- Distortion: <1% at rated power
- Crossover Frequency: 40-200 Hz variable
- Crossover Slope: 12 db
- Auto On: Activated by audio signal, shuts off after 20 minutes with no signal
- Phase Control: 0 to 180 variable
- Power Draw: Auto on (no signal input): 13 watts
- Power Draw: standby mode: 1 watt
- Power Input: 115V, 60Hz, 230V, 50/60Hz AC
- Fuse: 115V T5.0AL/250V
- Fuse: 230V T2.5.0AL/250V
For more information: rslspeakers.com
|Speedwoofer 10S||Speedwoofer 10S MKII|
|Frequency Response||24-200 Hz ± 3db||22-200 Hz ± 3db|
|Woofer||10” high-excursion cast-frame woofer, double magnet structure||10” high-excursion cast-frame woofer w/ improved thermal capacity|
|Enclosure||Front-vented Compression Guide™ tuning||Rear-vented Compression Guide™ tuning|

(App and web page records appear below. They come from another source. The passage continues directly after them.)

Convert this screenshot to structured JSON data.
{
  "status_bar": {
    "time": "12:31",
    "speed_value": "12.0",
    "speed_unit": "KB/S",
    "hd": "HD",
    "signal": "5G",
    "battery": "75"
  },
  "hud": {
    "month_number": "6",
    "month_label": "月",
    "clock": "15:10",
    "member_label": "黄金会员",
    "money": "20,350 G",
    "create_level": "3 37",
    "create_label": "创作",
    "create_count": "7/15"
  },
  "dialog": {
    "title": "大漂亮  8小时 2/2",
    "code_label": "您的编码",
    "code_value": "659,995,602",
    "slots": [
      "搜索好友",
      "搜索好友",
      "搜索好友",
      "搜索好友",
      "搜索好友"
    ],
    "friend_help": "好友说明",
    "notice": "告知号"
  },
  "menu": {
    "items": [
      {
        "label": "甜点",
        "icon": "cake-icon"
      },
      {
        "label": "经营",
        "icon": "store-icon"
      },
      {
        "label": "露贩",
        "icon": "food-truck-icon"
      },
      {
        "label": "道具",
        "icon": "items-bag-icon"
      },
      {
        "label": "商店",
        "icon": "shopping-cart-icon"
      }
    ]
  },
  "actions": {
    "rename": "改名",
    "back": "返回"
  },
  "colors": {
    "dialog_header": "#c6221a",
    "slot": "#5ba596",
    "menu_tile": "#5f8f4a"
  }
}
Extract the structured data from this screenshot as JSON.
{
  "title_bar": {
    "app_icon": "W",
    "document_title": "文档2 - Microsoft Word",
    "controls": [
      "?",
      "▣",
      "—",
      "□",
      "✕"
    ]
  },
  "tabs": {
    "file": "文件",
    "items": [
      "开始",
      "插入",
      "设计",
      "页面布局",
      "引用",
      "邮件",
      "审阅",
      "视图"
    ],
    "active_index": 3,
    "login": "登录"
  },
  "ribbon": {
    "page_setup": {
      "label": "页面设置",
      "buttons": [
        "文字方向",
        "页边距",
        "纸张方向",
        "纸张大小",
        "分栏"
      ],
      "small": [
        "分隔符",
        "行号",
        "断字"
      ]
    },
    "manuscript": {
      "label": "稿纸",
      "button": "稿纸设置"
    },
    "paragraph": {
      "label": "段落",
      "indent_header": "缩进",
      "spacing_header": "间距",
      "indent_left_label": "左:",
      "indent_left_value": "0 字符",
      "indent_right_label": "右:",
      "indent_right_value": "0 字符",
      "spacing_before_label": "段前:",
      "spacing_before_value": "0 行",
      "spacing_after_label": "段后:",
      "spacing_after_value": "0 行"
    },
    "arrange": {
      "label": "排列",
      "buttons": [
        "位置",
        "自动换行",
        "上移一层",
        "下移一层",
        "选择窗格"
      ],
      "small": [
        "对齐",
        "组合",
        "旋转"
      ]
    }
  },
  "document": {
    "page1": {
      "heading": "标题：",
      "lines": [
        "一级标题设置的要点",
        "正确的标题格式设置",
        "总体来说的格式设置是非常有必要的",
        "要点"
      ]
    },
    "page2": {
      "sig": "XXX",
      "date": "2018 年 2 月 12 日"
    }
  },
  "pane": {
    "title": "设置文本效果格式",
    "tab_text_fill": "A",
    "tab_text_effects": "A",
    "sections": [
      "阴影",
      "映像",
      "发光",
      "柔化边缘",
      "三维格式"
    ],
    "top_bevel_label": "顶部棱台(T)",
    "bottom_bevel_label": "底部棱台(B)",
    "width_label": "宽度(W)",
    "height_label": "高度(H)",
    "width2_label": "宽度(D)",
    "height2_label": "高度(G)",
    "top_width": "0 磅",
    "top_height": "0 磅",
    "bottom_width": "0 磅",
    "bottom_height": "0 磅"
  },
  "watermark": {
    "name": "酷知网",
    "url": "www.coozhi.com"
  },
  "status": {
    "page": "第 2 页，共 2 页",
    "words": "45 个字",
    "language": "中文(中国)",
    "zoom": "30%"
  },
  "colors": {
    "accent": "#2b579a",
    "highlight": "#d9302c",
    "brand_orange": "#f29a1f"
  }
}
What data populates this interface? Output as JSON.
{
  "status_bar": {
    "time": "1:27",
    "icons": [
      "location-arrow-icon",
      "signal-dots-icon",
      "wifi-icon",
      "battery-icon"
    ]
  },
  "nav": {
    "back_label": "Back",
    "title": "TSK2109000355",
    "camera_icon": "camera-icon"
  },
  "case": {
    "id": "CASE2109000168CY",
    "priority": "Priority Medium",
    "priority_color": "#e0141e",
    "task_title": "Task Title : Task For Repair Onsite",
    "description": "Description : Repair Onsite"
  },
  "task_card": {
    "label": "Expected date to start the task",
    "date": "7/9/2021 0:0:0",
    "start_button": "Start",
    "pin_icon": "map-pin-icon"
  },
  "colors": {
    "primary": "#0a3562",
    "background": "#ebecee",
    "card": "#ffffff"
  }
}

|Weight||46 lbs||40.6 lbs|
|Shipping Weight||52 lbs||48.6 lbs|
|Dimensions||H: 16” W: 15” D: 16 3/4”||H: 15 1/2” W: 15” D: 15 3/4”|
|Power||350 watts RMS @ 4 ohms||400 watts RMS @ 4 ohms|
|Peak Dynamic Power||840 watts||1020 watts|
|Crossover Slope||12 db/oct||24 db/oct|
|DSP||–||LFE mode or Music Mode|
|–||Integrated double-precision 56-bit, 50 MIPS DSP processor|
|Wireless Transmitter||AT2||AT3, AT4|
March 18, 2022 at 4:52 pm
Who me? I got my one Speedwoofer 5-years ago when it earned high praise on Sound & Vision web-a-zine, and it blew me away at both rocking the house and movies. Maybe I should add a second like in this here review.
March 18, 2022 at 10:20 pm
I have a white Speedwoofer 10S, and it makes me smile for all the right reasons. I’ve ordered a white 10S Mk II as well in the first batch mentioned above. Can’t wait!
Also, RSL’s customer service is everything they say it is–they’re absolutely on top of things. Bravo.
March 22, 2022 at 3:04 am
Do they make them in a down-firing unit? I do NOT much care for front-firing subs.
March 22, 2022 at 6:28 am
RSL only makes one subwoofer right now, and it is front-firing.
March 23, 2022 at 2:21 am
July 17, 2022 at 6:58 pm
My receiver only has one LFE output and I already own a sub that connects directly to the AVR. How would I connect the RSL Speedwoofer and my existing subwoofer when I would need to use the wireless system from RSL for the Speedwoofer?
July 17, 2022 at 7:36 pm
The wireless transmitter needs an available LFE RCA out. The easiest solution is probably to buy a Y-splitter to split the signal between the wired and wireless subwoofers. This is one example on Amazon.